START Dataset records

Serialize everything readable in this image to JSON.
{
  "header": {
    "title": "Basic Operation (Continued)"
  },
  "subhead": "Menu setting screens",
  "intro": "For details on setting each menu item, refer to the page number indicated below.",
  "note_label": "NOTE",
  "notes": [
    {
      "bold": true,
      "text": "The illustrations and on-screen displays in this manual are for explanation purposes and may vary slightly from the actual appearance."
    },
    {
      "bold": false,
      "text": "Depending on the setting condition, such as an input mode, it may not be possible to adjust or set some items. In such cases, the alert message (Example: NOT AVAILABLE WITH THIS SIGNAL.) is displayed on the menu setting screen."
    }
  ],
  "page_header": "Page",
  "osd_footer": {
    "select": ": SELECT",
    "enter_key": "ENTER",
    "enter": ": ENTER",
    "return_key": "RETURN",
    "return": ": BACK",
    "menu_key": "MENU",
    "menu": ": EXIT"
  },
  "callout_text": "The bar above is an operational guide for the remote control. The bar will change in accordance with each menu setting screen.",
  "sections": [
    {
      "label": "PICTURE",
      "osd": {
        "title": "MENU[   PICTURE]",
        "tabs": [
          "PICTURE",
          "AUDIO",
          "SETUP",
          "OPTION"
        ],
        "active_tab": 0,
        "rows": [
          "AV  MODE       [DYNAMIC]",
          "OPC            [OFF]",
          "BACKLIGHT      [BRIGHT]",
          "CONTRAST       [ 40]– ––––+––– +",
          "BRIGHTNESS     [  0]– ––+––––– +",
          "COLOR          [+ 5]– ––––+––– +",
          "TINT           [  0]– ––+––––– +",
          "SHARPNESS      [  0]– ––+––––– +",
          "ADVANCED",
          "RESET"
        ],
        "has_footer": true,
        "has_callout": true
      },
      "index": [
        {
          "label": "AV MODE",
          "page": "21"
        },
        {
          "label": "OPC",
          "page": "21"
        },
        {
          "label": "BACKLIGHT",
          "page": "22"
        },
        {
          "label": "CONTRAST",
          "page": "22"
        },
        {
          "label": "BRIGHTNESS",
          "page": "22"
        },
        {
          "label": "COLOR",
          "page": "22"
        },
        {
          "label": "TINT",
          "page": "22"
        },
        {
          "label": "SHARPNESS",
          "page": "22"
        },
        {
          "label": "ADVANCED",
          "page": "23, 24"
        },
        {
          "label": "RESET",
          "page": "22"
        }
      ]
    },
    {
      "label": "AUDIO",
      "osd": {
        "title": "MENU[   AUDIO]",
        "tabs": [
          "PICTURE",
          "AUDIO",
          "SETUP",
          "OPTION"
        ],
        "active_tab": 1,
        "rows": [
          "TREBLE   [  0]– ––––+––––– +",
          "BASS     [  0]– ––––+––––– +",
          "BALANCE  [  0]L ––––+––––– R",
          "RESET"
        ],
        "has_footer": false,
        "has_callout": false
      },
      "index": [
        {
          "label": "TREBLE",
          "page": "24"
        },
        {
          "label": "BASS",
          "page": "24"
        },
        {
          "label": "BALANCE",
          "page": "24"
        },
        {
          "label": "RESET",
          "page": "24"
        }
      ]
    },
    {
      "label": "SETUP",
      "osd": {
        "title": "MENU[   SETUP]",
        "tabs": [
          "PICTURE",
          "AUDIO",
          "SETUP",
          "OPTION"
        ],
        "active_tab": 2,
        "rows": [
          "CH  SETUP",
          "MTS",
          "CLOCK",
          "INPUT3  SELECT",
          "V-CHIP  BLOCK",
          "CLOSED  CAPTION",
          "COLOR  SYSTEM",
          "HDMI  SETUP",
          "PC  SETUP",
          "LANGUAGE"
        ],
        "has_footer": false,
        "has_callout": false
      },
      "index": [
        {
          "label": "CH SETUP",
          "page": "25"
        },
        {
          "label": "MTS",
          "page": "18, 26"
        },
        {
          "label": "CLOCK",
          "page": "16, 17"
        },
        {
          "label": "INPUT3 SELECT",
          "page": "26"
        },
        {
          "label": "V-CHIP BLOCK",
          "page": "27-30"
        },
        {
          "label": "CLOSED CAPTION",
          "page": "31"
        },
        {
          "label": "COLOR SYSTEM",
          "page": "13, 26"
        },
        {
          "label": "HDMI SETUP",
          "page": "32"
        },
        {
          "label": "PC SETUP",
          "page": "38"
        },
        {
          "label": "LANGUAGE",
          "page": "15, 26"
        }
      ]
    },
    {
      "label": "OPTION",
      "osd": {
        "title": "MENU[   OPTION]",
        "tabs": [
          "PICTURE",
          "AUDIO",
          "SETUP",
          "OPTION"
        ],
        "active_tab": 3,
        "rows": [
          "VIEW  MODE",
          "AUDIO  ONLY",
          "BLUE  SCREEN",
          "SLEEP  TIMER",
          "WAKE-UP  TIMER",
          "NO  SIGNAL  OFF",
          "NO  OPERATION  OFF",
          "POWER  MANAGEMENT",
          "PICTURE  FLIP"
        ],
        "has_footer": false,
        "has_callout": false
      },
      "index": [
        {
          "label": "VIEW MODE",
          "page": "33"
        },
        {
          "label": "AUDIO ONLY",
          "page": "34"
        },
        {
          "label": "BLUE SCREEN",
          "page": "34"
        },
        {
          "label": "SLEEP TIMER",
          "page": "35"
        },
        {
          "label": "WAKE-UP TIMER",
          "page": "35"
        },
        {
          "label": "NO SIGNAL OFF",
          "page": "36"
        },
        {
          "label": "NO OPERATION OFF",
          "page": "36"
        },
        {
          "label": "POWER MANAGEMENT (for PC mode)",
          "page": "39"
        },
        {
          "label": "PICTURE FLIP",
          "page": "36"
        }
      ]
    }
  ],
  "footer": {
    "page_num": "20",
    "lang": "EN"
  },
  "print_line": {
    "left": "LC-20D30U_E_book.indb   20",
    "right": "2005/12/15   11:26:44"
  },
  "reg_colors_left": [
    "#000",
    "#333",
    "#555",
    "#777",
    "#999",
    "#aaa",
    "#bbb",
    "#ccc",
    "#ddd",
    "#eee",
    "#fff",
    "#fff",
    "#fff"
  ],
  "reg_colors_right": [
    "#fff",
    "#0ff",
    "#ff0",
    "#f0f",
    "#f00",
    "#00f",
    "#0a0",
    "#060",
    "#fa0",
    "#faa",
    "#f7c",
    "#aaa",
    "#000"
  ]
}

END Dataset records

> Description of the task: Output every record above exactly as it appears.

> Worked solution:
Serialize everything readable in this image to JSON.
{
  "header": {
    "title": "Basic Operation (Continued)"
  },
  "subhead": "Menu setting screens",
  "intro": "For details on setting each menu item, refer to the page number indicated below.",
  "note_label": "NOTE",
  "notes": [
    {
      "bold": true,
      "text": "The illustrations and on-screen displays in this manual are for explanation purposes and may vary slightly from the actual appearance."
    },
    {
      "bold": false,
      "text": "Depending on the setting condition, such as an input mode, it may not be possible to adjust or set some items. In such cases, the alert message (Example: NOT AVAILABLE WITH THIS SIGNAL.) is displayed on the menu setting screen."
    }
  ],
  "page_header": "Page",
  "osd_footer": {
    "select": ": SELECT",
    "enter_key": "ENTER",
    "enter": ": ENTER",
    "return_key": "RETURN",
    "return": ": BACK",
    "menu_key": "MENU",
    "menu": ": EXIT"
  },
  "callout_text": "The bar above is an operational guide for the remote control. The bar will change in accordance with each menu setting screen.",
  "sections": [
    {
      "label": "PICTURE",
      "osd": {
        "title": "MENU[   PICTURE]",
        "tabs": [
          "PICTURE",
          "AUDIO",
          "SETUP",
          "OPTION"
        ],
        "active_tab": 0,
        "rows": [
          "AV  MODE       [DYNAMIC]",
          "OPC            [OFF]",
          "BACKLIGHT      [BRIGHT]",
          "CONTRAST       [ 40]– ––––+––– +",
          "BRIGHTNESS     [  0]– ––+––––– +",
          "COLOR          [+ 5]– ––––+––– +",
          "TINT           [  0]– ––+––––– +",
          "SHARPNESS      [  0]– ––+––––– +",
          "ADVANCED",
          "RESET"
        ],
        "has_footer": true,
        "has_callout": true
      },
      "index": [
        {
          "label": "AV MODE",
          "page": "21"
        },
        {
          "label": "OPC",
          "page": "21"
        },
        {
          "label": "BACKLIGHT",
          "page": "22"
        },
        {
          "label": "CONTRAST",
          "page": "22"
        },
        {
          "label": "BRIGHTNESS",
          "page": "22"
        },
        {
          "label": "COLOR",
          "page": "22"
        },
        {
          "label": "TINT",
          "page": "22"
        },
        {
          "label": "SHARPNESS",
          "page": "22"
        },
        {
          "label": "ADVANCED",
          "page": "23, 24"
        },
        {
          "label": "RESET",
          "page": "22"
        }
      ]
    },
    {
      "label": "AUDIO",
      "osd": {
        "title": "MENU[   AUDIO]",
        "tabs": [
          "PICTURE",
          "AUDIO",
          "SETUP",
          "OPTION"
        ],
        "active_tab": 1,
        "rows": [
          "TREBLE   [  0]– ––––+––––– +",
          "BASS     [  0]– ––––+––––– +",
          "BALANCE  [  0]L ––––+––––– R",
          "RESET"
        ],
        "has_footer": false,
        "has_callout": false
      },
      "index": [
        {
          "label": "TREBLE",
          "page": "24"
        },
        {
          "label": "BASS",
          "page": "24"
        },
        {
          "label": "BALANCE",
          "page": "24"
        },
        {
          "label": "RESET",
          "page": "24"
        }
      ]
    },
    {
      "label": "SETUP",
      "osd": {
        "title": "MENU[   SETUP]",
        "tabs": [
          "PICTURE",
          "AUDIO",
          "SETUP",
          "OPTION"
        ],
        "active_tab": 2,
        "rows": [
          "CH  SETUP",
          "MTS",
          "CLOCK",
          "INPUT3  SELECT",
          "V-CHIP  BLOCK",
          "CLOSED  CAPTION",
          "COLOR  SYSTEM",
          "HDMI  SETUP",
          "PC  SETUP",
          "LANGUAGE"
        ],
        "has_footer": false,
        "has_callout": false
      },
      "index": [
        {
          "label": "CH SETUP",
          "page": "25"
        },
        {
          "label": "MTS",
          "page": "18, 26"
        },
        {
          "label": "CLOCK",
          "page": "16, 17"
        },
        {
          "label": "INPUT3 SELECT",
          "page": "26"
        },
        {
          "label": "V-CHIP BLOCK",
          "page": "27-30"
        },
        {
          "label": "CLOSED CAPTION",
          "page": "31"
        },
        {
          "label": "COLOR SYSTEM",
          "page": "13, 26"
        },
        {
          "label": "HDMI SETUP",
          "page": "32"
        },
        {
          "label": "PC SETUP",
          "page": "38"
        },
        {
          "label": "LANGUAGE",
          "page": "15, 26"
        }
      ]
    },
    {
      "label": "OPTION",
      "osd": {
        "title": "MENU[   OPTION]",
        "tabs": [
          "PICTURE",
          "AUDIO",
          "SETUP",
          "OPTION"
        ],
        "active_tab": 3,
        "rows": [
          "VIEW  MODE",
          "AUDIO  ONLY",
          "BLUE  SCREEN",
          "SLEEP  TIMER",
          "WAKE-UP  TIMER",
          "NO  SIGNAL  OFF",
          "NO  OPERATION  OFF",
          "POWER  MANAGEMENT",
          "PICTURE  FLIP"
        ],
        "has_footer": false,
        "has_callout": false
      },
      "index": [
        {
          "label": "VIEW MODE",
          "page": "33"
        },
        {
          "label": "AUDIO ONLY",
          "page": "34"
        },
        {
          "label": "BLUE SCREEN",
          "page": "34"
        },
        {
          "label": "SLEEP TIMER",
          "page": "35"
        },
        {
          "label": "WAKE-UP TIMER",
          "page": "35"
        },
        {
          "label": "NO SIGNAL OFF",
          "page": "36"
        },
        {
          "label": "NO OPERATION OFF",
          "page": "36"
        },
        {
          "label": "POWER MANAGEMENT (for PC mode)",
          "page": "39"
        },
        {
          "label": "PICTURE FLIP",
          "page": "36"
        }
      ]
    }
  ],
  "footer": {
    "page_num": "20",
    "lang": "EN"
  },
  "print_line": {
    "left": "LC-20D30U_E_book.indb   20",
    "right": "2005/12/15   11:26:44"
  },
  "reg_colors_left": [
    "#000",
    "#333",
    "#555",
    "#777",
    "#999",
    "#aaa",
    "#bbb",
    "#ccc",
    "#ddd",
    "#eee",
    "#fff",
    "#fff",
    "#fff"
  ],
  "reg_colors_right": [
    "#fff",
    "#0ff",
    "#ff0",
    "#f0f",
    "#f00",
    "#00f",
    "#0a0",
    "#060",
    "#fa0",
    "#faa",
    "#f7c",
    "#aaa",
    "#000"
  ]
}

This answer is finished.